** Exercise prompt **
Exclude the pictures, then repeat the remaining data exactly.

** Collected data entries **
—————

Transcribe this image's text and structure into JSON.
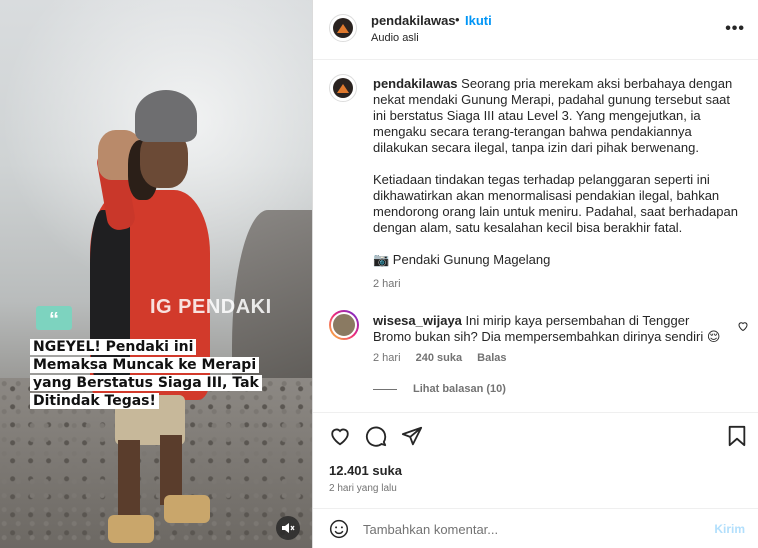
{
  "post": {
    "author": "pendakilawas",
    "follow_label": "Ikuti",
    "dot": "•",
    "audio": "Audio asli"
  },
  "media": {
    "watermark": "IG PENDAKI",
    "quote_mark": "“",
    "headline_lines": [
      "NGEYEL! Pendaki ini",
      "Memaksa Muncak ke Merapi",
      "yang Berstatus Siaga III, Tak",
      "Ditindak Tegas!"
    ]
  },
  "caption": {
    "username": "pendakilawas",
    "paragraph1": "Seorang pria merekam aksi berbahaya dengan nekat mendaki Gunung Merapi, padahal gunung tersebut saat ini berstatus Siaga III atau Level 3. Yang mengejutkan, ia mengaku secara terang-terangan bahwa pendakiannya dilakukan secara ilegal, tanpa izin dari pihak berwenang.",
    "paragraph2": "Ketiadaan tindakan tegas terhadap pelanggaran seperti ini dikhawatirkan akan menormalisasi pendakian ilegal, bahkan mendorong orang lain untuk meniru. Padahal, saat berhadapan dengan alam, satu kesalahan kecil bisa berakhir fatal.",
    "credit": "📷 Pendaki Gunung Magelang",
    "age": "2 hari"
  },
  "comment": {
    "username": "wisesa_wijaya",
    "text": "Ini mirip kaya persembahan di Tengger Bromo bukan sih? Dia mempersembahkan dirinya sendiri 😌",
    "age": "2 hari",
    "likes": "240 suka",
    "reply_label": "Balas",
    "view_replies": "Lihat balasan (10)"
  },
  "stats": {
    "likes": "12.401 suka",
    "posted": "2 hari yang lalu"
  },
  "composer": {
    "placeholder": "Tambahkan komentar...",
    "send_label": "Kirim"
  },
  "colors": {
    "link": "#0095f6",
    "send_disabled": "#b2dffc",
    "secondary_text": "#737373",
    "quote_badge": "#7dd3bf"
  }
}
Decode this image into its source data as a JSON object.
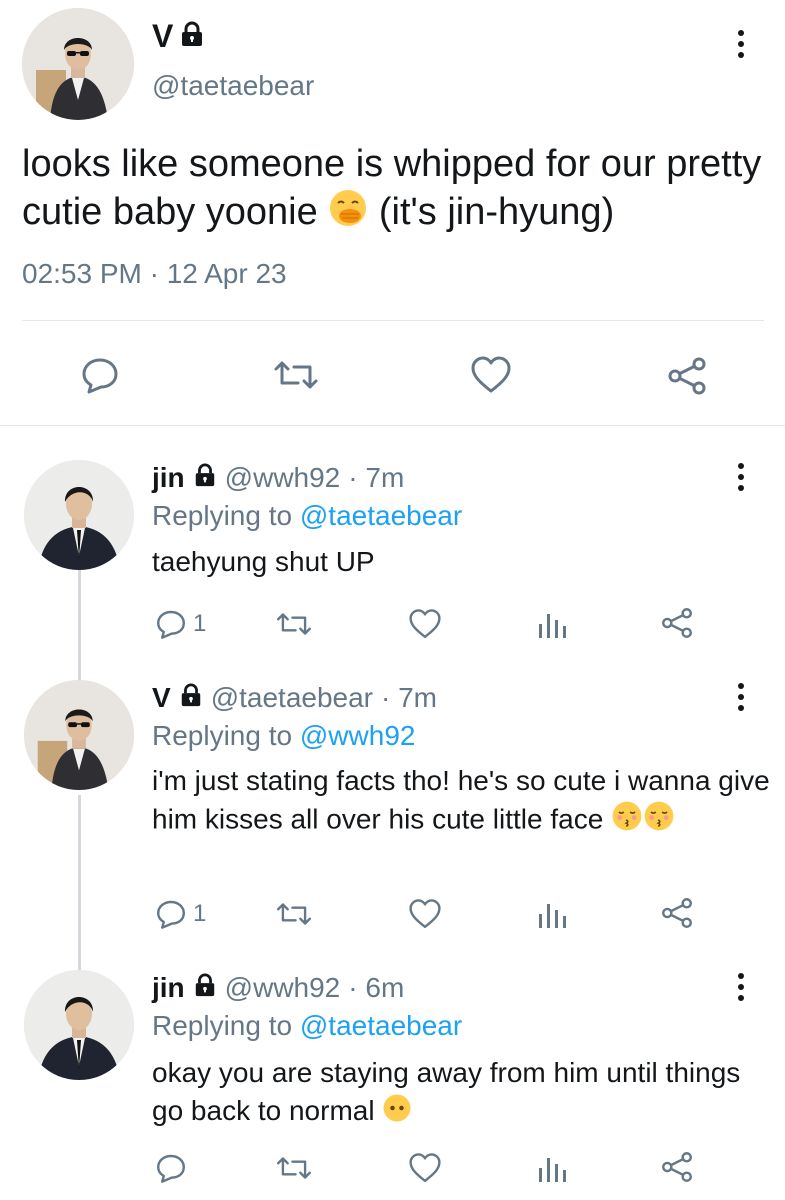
{
  "main_tweet": {
    "display_name": "V",
    "handle": "@taetaebear",
    "text": "looks like someone is whipped for our pretty cutie baby yoonie",
    "text_after_emoji": "(it's jin-hyung)",
    "emoji": "hand-over-mouth-emoji",
    "timestamp": "02:53 PM · 12 Apr 23"
  },
  "replies": [
    {
      "display_name": "jin",
      "handle": "@wwh92",
      "time": "· 7m",
      "replying_prefix": "Replying to",
      "replying_to": "@taetaebear",
      "text": "taehyung shut UP",
      "reply_count": "1"
    },
    {
      "display_name": "V",
      "handle": "@taetaebear",
      "time": "· 7m",
      "replying_prefix": "Replying to",
      "replying_to": "@wwh92",
      "text": "i'm just stating facts tho! he's so cute i wanna give him kisses all over his cute little face",
      "reply_count": "1"
    },
    {
      "display_name": "jin",
      "handle": "@wwh92",
      "time": "· 6m",
      "replying_prefix": "Replying to",
      "replying_to": "@taetaebear",
      "text": "okay you are staying away from him until things go back to normal",
      "reply_count": ""
    }
  ],
  "colors": {
    "link": "#1da1f2",
    "secondary": "#657786",
    "text": "#14171a",
    "divider": "#e1e8ed"
  }
}
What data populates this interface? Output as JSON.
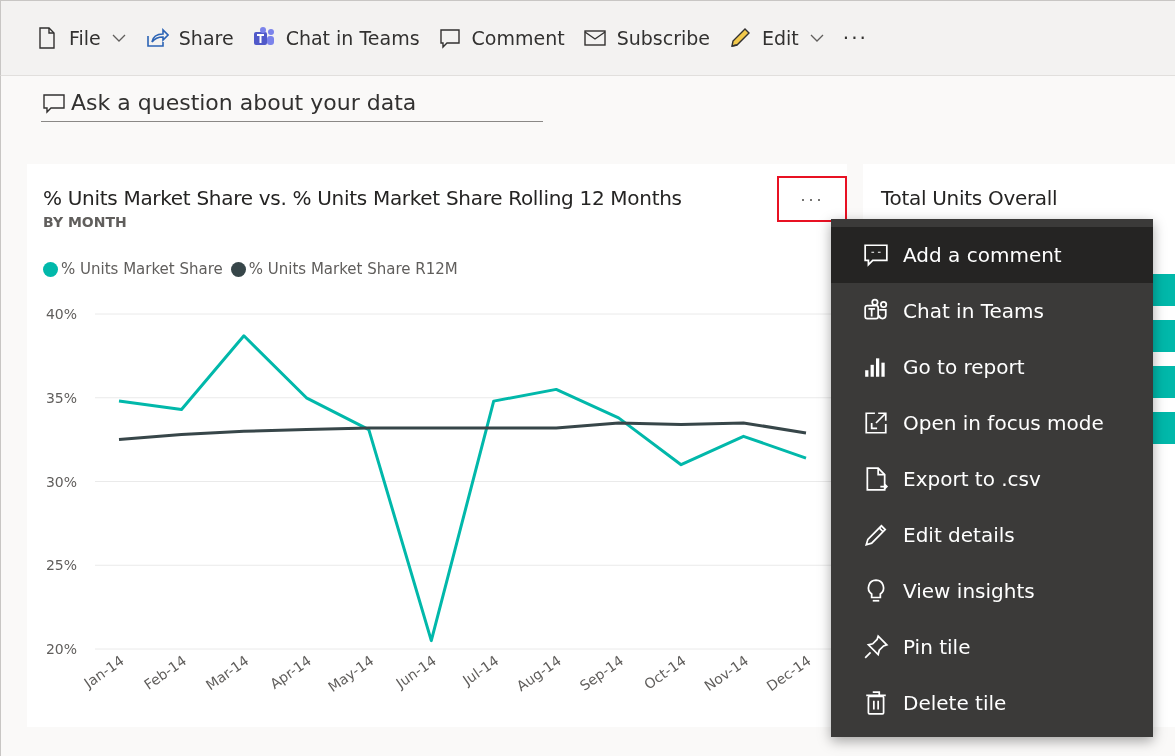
{
  "toolbar": {
    "items": [
      {
        "label": "File",
        "dropdown": true
      },
      {
        "label": "Share",
        "dropdown": false
      },
      {
        "label": "Chat in Teams",
        "dropdown": false
      },
      {
        "label": "Comment",
        "dropdown": false
      },
      {
        "label": "Subscribe",
        "dropdown": false
      },
      {
        "label": "Edit",
        "dropdown": true
      }
    ],
    "more": "···"
  },
  "qna": {
    "placeholder": "Ask a question about your data"
  },
  "tile": {
    "title": "% Units Market Share vs. % Units Market Share Rolling 12 Months",
    "subtitle": "BY MONTH",
    "more": "···",
    "highlighted": true,
    "chart_data": {
      "type": "line",
      "categories": [
        "Jan-14",
        "Feb-14",
        "Mar-14",
        "Apr-14",
        "May-14",
        "Jun-14",
        "Jul-14",
        "Aug-14",
        "Sep-14",
        "Oct-14",
        "Nov-14",
        "Dec-14"
      ],
      "grid": true,
      "ylim": [
        20,
        40
      ],
      "yticks": [
        {
          "value": 20,
          "label": "20%"
        },
        {
          "value": 25,
          "label": "25%"
        },
        {
          "value": 30,
          "label": "30%"
        },
        {
          "value": 35,
          "label": "35%"
        },
        {
          "value": 40,
          "label": "40%"
        }
      ],
      "series": [
        {
          "name": "% Units Market Share",
          "color": "#01b8aa",
          "values": [
            34.8,
            34.3,
            38.7,
            35.0,
            33.1,
            20.5,
            34.8,
            35.5,
            33.8,
            31.0,
            32.7,
            31.4
          ]
        },
        {
          "name": "% Units Market Share R12M",
          "color": "#374649",
          "values": [
            32.5,
            32.8,
            33.0,
            33.1,
            33.2,
            33.2,
            33.2,
            33.2,
            33.5,
            33.4,
            33.5,
            32.9
          ]
        }
      ]
    }
  },
  "tile2": {
    "title": "Total Units Overall"
  },
  "menu": {
    "items": [
      {
        "label": "Add a comment",
        "selected": true
      },
      {
        "label": "Chat in Teams",
        "selected": false
      },
      {
        "label": "Go to report",
        "selected": false
      },
      {
        "label": "Open in focus mode",
        "selected": false
      },
      {
        "label": "Export to .csv",
        "selected": false
      },
      {
        "label": "Edit details",
        "selected": false
      },
      {
        "label": "View insights",
        "selected": false
      },
      {
        "label": "Pin tile",
        "selected": false
      },
      {
        "label": "Delete tile",
        "selected": false
      }
    ]
  }
}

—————

** Result **
Transcribe this image's text and structure into JSON.
{
  "post": {
    "author": "pendakilawas",
    "follow_label": "Ikuti",
    "dot": "•",
    "audio": "Audio asli"
  },
  "media": {
    "watermark": "IG PENDAKI",
    "quote_mark": "“",
    "headline_lines": [
      "NGEYEL! Pendaki ini",
      "Memaksa Muncak ke Merapi",
      "yang Berstatus Siaga III, Tak",
      "Ditindak Tegas!"
    ]
  },
  "caption": {
    "username": "pendakilawas",
    "paragraph1": "Seorang pria merekam aksi berbahaya dengan nekat mendaki Gunung Merapi, padahal gunung tersebut saat ini berstatus Siaga III atau Level 3. Yang mengejutkan, ia mengaku secara terang-terangan bahwa pendakiannya dilakukan secara ilegal, tanpa izin dari pihak berwenang.",
    "paragraph2": "Ketiadaan tindakan tegas terhadap pelanggaran seperti ini dikhawatirkan akan menormalisasi pendakian ilegal, bahkan mendorong orang lain untuk meniru. Padahal, saat berhadapan dengan alam, satu kesalahan kecil bisa berakhir fatal.",
    "credit": "📷 Pendaki Gunung Magelang",
    "age": "2 hari"
  },
  "comment": {
    "username": "wisesa_wijaya",
    "text": "Ini mirip kaya persembahan di Tengger Bromo bukan sih? Dia mempersembahkan dirinya sendiri 😌",
    "age": "2 hari",
    "likes": "240 suka",
    "reply_label": "Balas",
    "view_replies": "Lihat balasan (10)"
  },
  "stats": {
    "likes": "12.401 suka",
    "posted": "2 hari yang lalu"
  },
  "composer": {
    "placeholder": "Tambahkan komentar...",
    "send_label": "Kirim"
  },
  "colors": {
    "link": "#0095f6",
    "send_disabled": "#b2dffc",
    "secondary_text": "#737373",
    "quote_badge": "#7dd3bf"
  }
}
Decode this image into its source data as a JSON object.
{
  "main_tweet": {
    "display_name": "V",
    "handle": "@taetaebear",
    "text": "looks like someone is whipped for our pretty cutie baby yoonie",
    "text_after_emoji": "(it's jin-hyung)",
    "emoji": "hand-over-mouth-emoji",
    "timestamp": "02:53 PM · 12 Apr 23"
  },
  "replies": [
    {
      "display_name": "jin",
      "handle": "@wwh92",
      "time": "· 7m",
      "replying_prefix": "Replying to",
      "replying_to": "@taetaebear",
      "text": "taehyung shut UP",
      "reply_count": "1"
    },
    {
      "display_name": "V",
      "handle": "@taetaebear",
      "time": "· 7m",
      "replying_prefix": "Replying to",
      "replying_to": "@wwh92",
      "text": "i'm just stating facts tho! he's so cute i wanna give him kisses all over his cute little face",
      "reply_count": "1"
    },
    {
      "display_name": "jin",
      "handle": "@wwh92",
      "time": "· 6m",
      "replying_prefix": "Replying to",
      "replying_to": "@taetaebear",
      "text": "okay you are staying away from him until things go back to normal",
      "reply_count": ""
    }
  ],
  "colors": {
    "link": "#1da1f2",
    "secondary": "#657786",
    "text": "#14171a",
    "divider": "#e1e8ed"
  }
}
What data populates this interface? Output as JSON.
{
  "toolbar": {
    "items": [
      {
        "label": "File",
        "dropdown": true
      },
      {
        "label": "Share",
        "dropdown": false
      },
      {
        "label": "Chat in Teams",
        "dropdown": false
      },
      {
        "label": "Comment",
        "dropdown": false
      },
      {
        "label": "Subscribe",
        "dropdown": false
      },
      {
        "label": "Edit",
        "dropdown": true
      }
    ],
    "more": "···"
  },
  "qna": {
    "placeholder": "Ask a question about your data"
  },
  "tile": {
    "title": "% Units Market Share vs. % Units Market Share Rolling 12 Months",
    "subtitle": "BY MONTH",
    "more": "···",
    "highlighted": true,
    "chart_data": {
      "type": "line",
      "categories": [
        "Jan-14",
        "Feb-14",
        "Mar-14",
        "Apr-14",
        "May-14",
        "Jun-14",
        "Jul-14",
        "Aug-14",
        "Sep-14",
        "Oct-14",
        "Nov-14",
        "Dec-14"
      ],
      "grid": true,
      "ylim": [
        20,
        40
      ],
      "yticks": [
        {
          "value": 20,
          "label": "20%"
        },
        {
          "value": 25,
          "label": "25%"
        },
        {
          "value": 30,
          "label": "30%"
        },
        {
          "value": 35,
          "label": "35%"
        },
        {
          "value": 40,
          "label": "40%"
        }
      ],
      "series": [
        {
          "name": "% Units Market Share",
          "color": "#01b8aa",
          "values": [
            34.8,
            34.3,
            38.7,
            35.0,
            33.1,
            20.5,
            34.8,
            35.5,
            33.8,
            31.0,
            32.7,
            31.4
          ]
        },
        {
          "name": "% Units Market Share R12M",
          "color": "#374649",
          "values": [
            32.5,
            32.8,
            33.0,
            33.1,
            33.2,
            33.2,
            33.2,
            33.2,
            33.5,
            33.4,
            33.5,
            32.9
          ]
        }
      ]
    }
  },
  "tile2": {
    "title": "Total Units Overall"
  },
  "menu": {
    "items": [
      {
        "label": "Add a comment",
        "selected": true
      },
      {
        "label": "Chat in Teams",
        "selected": false
      },
      {
        "label": "Go to report",
        "selected": false
      },
      {
        "label": "Open in focus mode",
        "selected": false
      },
      {
        "label": "Export to .csv",
        "selected": false
      },
      {
        "label": "Edit details",
        "selected": false
      },
      {
        "label": "View insights",
        "selected": false
      },
      {
        "label": "Pin tile",
        "selected": false
      },
      {
        "label": "Delete tile",
        "selected": false
      }
    ]
  }
}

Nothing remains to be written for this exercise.